During a season, he said he typically sees one to two knee injuries, at least one knee surgery a season, an ACL tear, a ligament tear, and concussions.
“I do a lot of strengthening and conditioning with students. Besides concussions, my time is spent on knees, ankles and backs,” Carter said. “We also spend a lot of time with JV athletes, teaching them conditioning, and young female athletes, who often don't have the neck strength large males do.”
He noted that their volleyball team this fall had the same number – three – of concussions that their varsity football team had. “Science has progressed that we can diagnose it sooner than just saying 'You had your bell rung.'”
They use a variety of diagnostic tests, including the SCAT3 test, which measures balance, cognitive, memory and verbal cues, as well as subjective items, like the degree of a headache, dizziness, and nausea. Carter said he has also added the Sway balance phone app.
“It uses the GPS on a phone to see their balance, measuring it and gives a base score,” he said. He has also added the King-Devick test to his arsenal, which is an objective memory test that can be administered by trainers, coaches and parents on the sideline when a concussion is suspected. “They're two more objective tests of a head injury that makes my job easier. It makes parents feel better, too. It's a more scientific approach if their child is concussed. They cost about $1,200, but it's worth it.”

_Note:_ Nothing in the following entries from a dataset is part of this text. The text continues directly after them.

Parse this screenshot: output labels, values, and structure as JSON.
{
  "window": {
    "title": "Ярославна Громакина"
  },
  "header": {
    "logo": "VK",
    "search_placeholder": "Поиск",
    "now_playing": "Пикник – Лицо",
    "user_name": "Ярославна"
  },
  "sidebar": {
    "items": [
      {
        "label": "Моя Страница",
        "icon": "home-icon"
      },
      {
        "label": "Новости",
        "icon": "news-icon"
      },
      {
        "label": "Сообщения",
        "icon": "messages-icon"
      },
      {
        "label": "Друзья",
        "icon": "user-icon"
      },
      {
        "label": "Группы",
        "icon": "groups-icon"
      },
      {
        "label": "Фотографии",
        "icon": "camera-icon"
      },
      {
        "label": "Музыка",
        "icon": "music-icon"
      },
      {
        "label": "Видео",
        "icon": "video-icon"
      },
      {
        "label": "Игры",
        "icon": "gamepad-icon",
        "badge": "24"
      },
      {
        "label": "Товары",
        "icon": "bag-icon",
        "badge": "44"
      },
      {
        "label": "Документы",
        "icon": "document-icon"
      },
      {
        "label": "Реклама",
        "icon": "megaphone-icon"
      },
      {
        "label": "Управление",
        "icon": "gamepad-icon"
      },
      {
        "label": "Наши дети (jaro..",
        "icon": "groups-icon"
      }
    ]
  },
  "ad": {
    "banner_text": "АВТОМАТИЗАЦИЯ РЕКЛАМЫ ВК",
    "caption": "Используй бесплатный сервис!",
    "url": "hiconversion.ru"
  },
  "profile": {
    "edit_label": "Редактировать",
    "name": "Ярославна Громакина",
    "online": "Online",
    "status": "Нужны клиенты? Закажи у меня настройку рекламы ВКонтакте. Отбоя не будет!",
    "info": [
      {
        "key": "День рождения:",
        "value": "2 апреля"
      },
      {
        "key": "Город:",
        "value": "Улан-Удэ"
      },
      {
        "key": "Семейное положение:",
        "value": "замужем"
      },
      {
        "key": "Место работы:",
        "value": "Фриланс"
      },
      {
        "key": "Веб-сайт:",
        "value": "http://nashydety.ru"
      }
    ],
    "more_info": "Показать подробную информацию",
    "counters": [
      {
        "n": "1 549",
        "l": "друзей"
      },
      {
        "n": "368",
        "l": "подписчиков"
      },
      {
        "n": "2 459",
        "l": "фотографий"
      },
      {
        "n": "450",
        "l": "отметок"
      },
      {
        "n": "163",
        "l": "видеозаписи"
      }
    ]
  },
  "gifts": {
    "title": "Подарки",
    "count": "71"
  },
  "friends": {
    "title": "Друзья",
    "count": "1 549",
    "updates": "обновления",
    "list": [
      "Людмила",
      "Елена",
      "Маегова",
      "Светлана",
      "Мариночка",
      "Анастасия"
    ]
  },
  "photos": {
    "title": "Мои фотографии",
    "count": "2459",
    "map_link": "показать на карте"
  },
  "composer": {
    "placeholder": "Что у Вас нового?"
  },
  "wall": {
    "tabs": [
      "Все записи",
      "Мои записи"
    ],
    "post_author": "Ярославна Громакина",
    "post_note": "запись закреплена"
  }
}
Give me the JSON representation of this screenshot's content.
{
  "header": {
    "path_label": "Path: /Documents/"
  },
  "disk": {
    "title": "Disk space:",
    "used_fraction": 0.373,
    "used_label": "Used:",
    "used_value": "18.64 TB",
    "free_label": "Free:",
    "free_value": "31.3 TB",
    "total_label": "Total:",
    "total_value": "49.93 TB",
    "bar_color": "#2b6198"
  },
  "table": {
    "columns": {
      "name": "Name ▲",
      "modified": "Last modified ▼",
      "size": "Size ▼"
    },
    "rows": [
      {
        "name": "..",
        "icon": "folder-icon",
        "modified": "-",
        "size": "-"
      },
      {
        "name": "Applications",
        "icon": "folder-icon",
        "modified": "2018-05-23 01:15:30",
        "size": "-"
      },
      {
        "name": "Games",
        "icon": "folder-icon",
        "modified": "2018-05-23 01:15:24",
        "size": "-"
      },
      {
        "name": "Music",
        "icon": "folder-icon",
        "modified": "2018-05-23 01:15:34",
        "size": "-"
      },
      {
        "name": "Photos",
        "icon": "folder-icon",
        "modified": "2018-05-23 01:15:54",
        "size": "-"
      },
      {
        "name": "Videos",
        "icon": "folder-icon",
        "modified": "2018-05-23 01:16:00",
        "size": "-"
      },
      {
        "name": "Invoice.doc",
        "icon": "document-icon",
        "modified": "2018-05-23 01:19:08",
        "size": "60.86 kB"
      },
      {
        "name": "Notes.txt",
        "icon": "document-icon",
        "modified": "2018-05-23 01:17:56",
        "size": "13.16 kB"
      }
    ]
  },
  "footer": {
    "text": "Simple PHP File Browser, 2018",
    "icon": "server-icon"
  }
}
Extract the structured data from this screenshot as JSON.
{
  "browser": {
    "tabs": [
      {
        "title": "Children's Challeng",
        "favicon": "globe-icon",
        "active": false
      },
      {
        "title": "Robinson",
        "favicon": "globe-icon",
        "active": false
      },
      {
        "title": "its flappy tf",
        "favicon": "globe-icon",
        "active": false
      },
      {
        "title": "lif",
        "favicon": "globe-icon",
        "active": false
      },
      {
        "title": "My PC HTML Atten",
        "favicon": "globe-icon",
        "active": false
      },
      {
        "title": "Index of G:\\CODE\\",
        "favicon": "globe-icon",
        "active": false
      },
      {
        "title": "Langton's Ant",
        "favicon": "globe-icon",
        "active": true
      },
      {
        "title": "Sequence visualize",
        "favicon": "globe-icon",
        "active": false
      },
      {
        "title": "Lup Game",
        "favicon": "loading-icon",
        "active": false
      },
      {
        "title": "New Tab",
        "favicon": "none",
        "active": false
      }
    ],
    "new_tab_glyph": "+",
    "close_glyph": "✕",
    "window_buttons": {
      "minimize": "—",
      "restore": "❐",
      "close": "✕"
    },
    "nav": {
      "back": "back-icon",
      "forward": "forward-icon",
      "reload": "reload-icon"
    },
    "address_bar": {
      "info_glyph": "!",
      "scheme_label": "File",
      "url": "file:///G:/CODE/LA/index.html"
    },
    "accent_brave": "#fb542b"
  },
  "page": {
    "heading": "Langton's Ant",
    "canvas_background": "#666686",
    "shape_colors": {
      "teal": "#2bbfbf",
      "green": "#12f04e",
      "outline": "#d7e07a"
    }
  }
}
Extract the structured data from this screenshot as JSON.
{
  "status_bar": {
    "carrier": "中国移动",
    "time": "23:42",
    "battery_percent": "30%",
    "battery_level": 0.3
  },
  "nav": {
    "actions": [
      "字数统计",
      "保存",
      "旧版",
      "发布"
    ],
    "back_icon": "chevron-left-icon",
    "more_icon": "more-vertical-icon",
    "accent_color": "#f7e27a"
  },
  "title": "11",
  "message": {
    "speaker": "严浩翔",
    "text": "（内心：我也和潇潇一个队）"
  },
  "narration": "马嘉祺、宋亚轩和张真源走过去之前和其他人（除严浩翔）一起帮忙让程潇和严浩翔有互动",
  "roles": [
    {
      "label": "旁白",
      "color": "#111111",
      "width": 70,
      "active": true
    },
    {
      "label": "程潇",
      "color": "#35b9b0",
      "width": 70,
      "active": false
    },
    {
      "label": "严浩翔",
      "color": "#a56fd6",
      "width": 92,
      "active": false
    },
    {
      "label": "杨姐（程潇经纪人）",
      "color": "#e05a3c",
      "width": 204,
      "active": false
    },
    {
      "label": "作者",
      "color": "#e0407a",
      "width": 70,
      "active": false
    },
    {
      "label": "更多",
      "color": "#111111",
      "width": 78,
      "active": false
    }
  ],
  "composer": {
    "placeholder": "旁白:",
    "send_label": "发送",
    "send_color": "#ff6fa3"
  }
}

Once kids are ready to play, “I'm very aggressive about getting our athletes up and moving,” Carter said. “You're making memories. If they're playing, they're making memories. I push them a little, because some are just growing pains. There's a big difference between soreness and pain. A big part of my job is educating them, and teaching them the difference between soreness and pain.”
“I would encourage everyone to have someone there. I get weekly e-mails that an athletic trainer saved a life,” noted Michigan's Broglio.